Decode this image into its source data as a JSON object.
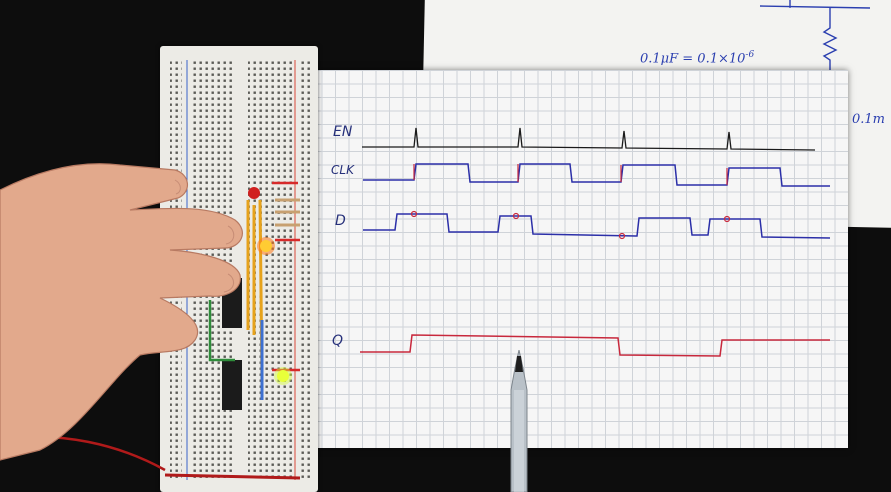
{
  "back_sheet": {
    "note_capacitance": "0.1μF = 0.1×10",
    "note_exponent": "-6",
    "note_edge": "0.1m"
  },
  "timing_diagram": {
    "signals": [
      {
        "label": "EN",
        "color": "#1a1a1a"
      },
      {
        "label": "CLK",
        "color": "#2b2fa8"
      },
      {
        "label": "D",
        "color": "#2b2fa8"
      },
      {
        "label": "Q",
        "color": "#c8283c"
      }
    ]
  },
  "breadboard": {
    "led_top_color": "#ffcc33",
    "led_bottom_color": "#e8ff3a"
  }
}
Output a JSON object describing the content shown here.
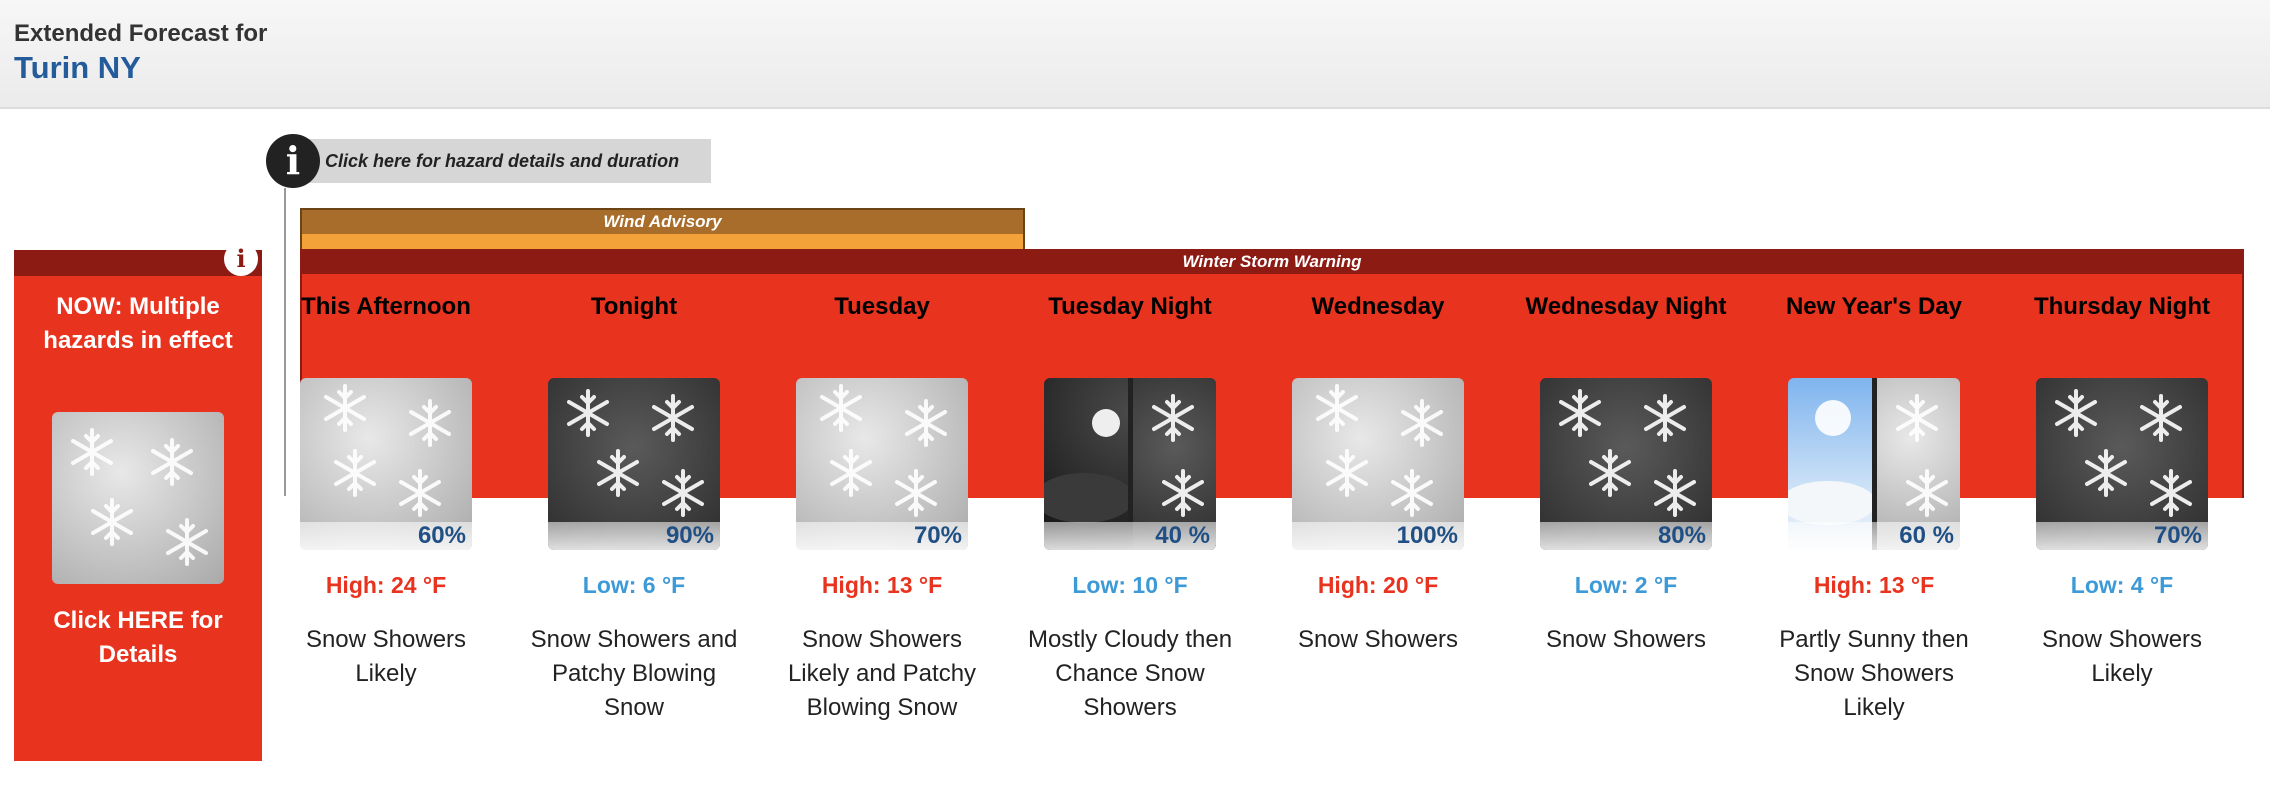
{
  "header": {
    "pre_title": "Extended Forecast for",
    "location": "Turin NY"
  },
  "hazard_link": {
    "label": "Click here for hazard details and duration"
  },
  "hazards": {
    "wind_advisory": "Wind Advisory",
    "winter_storm_warning": "Winter Storm Warning"
  },
  "now": {
    "message": "NOW: Multiple hazards in effect",
    "details": "Click HERE for Details"
  },
  "periods": [
    {
      "name": "This Afternoon",
      "pop": "60%",
      "temp": "High: 24 °F",
      "desc": "Snow Showers Likely",
      "icon": "snow-showers-icon"
    },
    {
      "name": "Tonight",
      "pop": "90%",
      "temp": "Low: 6 °F",
      "desc": "Snow Showers and Patchy Blowing Snow",
      "icon": "night-snow-showers-icon"
    },
    {
      "name": "Tuesday",
      "pop": "70%",
      "temp": "High: 13 °F",
      "desc": "Snow Showers Likely and Patchy Blowing Snow",
      "icon": "snow-showers-icon"
    },
    {
      "name": "Tuesday Night",
      "pop": "40 %",
      "temp": "Low: 10 °F",
      "desc": "Mostly Cloudy then Chance Snow Showers",
      "icon": "cloudy-night-then-snow-icon"
    },
    {
      "name": "Wednesday",
      "pop": "100%",
      "temp": "High: 20 °F",
      "desc": "Snow Showers",
      "icon": "snow-showers-icon"
    },
    {
      "name": "Wednesday Night",
      "pop": "80%",
      "temp": "Low: 2 °F",
      "desc": "Snow Showers",
      "icon": "night-snow-showers-icon"
    },
    {
      "name": "New Year's Day",
      "pop": "60 %",
      "temp": "High: 13 °F",
      "desc": "Partly Sunny then Snow Showers Likely",
      "icon": "partly-sunny-then-snow-icon"
    },
    {
      "name": "Thursday Night",
      "pop": "70%",
      "temp": "Low: 4 °F",
      "desc": "Snow Showers Likely",
      "icon": "night-snow-showers-icon"
    }
  ],
  "colors": {
    "high": "#e8331f",
    "low": "#3d9ad6",
    "warning_red": "#e8331f",
    "advisory_brown": "#a86d2a"
  }
}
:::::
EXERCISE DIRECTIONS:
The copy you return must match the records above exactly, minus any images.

RESPONSE TO THIS TASK:
Decode this image into its source data as a JSON object.
{
  "back_sheet": {
    "note_capacitance": "0.1μF = 0.1×10",
    "note_exponent": "-6",
    "note_edge": "0.1m"
  },
  "timing_diagram": {
    "signals": [
      {
        "label": "EN",
        "color": "#1a1a1a"
      },
      {
        "label": "CLK",
        "color": "#2b2fa8"
      },
      {
        "label": "D",
        "color": "#2b2fa8"
      },
      {
        "label": "Q",
        "color": "#c8283c"
      }
    ]
  },
  "breadboard": {
    "led_top_color": "#ffcc33",
    "led_bottom_color": "#e8ff3a"
  }
}
Output a JSON object describing the content shown here.
{
  "header": {
    "pre_title": "Extended Forecast for",
    "location": "Turin NY"
  },
  "hazard_link": {
    "label": "Click here for hazard details and duration"
  },
  "hazards": {
    "wind_advisory": "Wind Advisory",
    "winter_storm_warning": "Winter Storm Warning"
  },
  "now": {
    "message": "NOW: Multiple hazards in effect",
    "details": "Click HERE for Details"
  },
  "periods": [
    {
      "name": "This Afternoon",
      "pop": "60%",
      "temp": "High: 24 °F",
      "desc": "Snow Showers Likely",
      "icon": "snow-showers-icon"
    },
    {
      "name": "Tonight",
      "pop": "90%",
      "temp": "Low: 6 °F",
      "desc": "Snow Showers and Patchy Blowing Snow",
      "icon": "night-snow-showers-icon"
    },
    {
      "name": "Tuesday",
      "pop": "70%",
      "temp": "High: 13 °F",
      "desc": "Snow Showers Likely and Patchy Blowing Snow",
      "icon": "snow-showers-icon"
    },
    {
      "name": "Tuesday Night",
      "pop": "40 %",
      "temp": "Low: 10 °F",
      "desc": "Mostly Cloudy then Chance Snow Showers",
      "icon": "cloudy-night-then-snow-icon"
    },
    {
      "name": "Wednesday",
      "pop": "100%",
      "temp": "High: 20 °F",
      "desc": "Snow Showers",
      "icon": "snow-showers-icon"
    },
    {
      "name": "Wednesday Night",
      "pop": "80%",
      "temp": "Low: 2 °F",
      "desc": "Snow Showers",
      "icon": "night-snow-showers-icon"
    },
    {
      "name": "New Year's Day",
      "pop": "60 %",
      "temp": "High: 13 °F",
      "desc": "Partly Sunny then Snow Showers Likely",
      "icon": "partly-sunny-then-snow-icon"
    },
    {
      "name": "Thursday Night",
      "pop": "70%",
      "temp": "Low: 4 °F",
      "desc": "Snow Showers Likely",
      "icon": "night-snow-showers-icon"
    }
  ],
  "colors": {
    "high": "#e8331f",
    "low": "#3d9ad6",
    "warning_red": "#e8331f",
    "advisory_brown": "#a86d2a"
  }
}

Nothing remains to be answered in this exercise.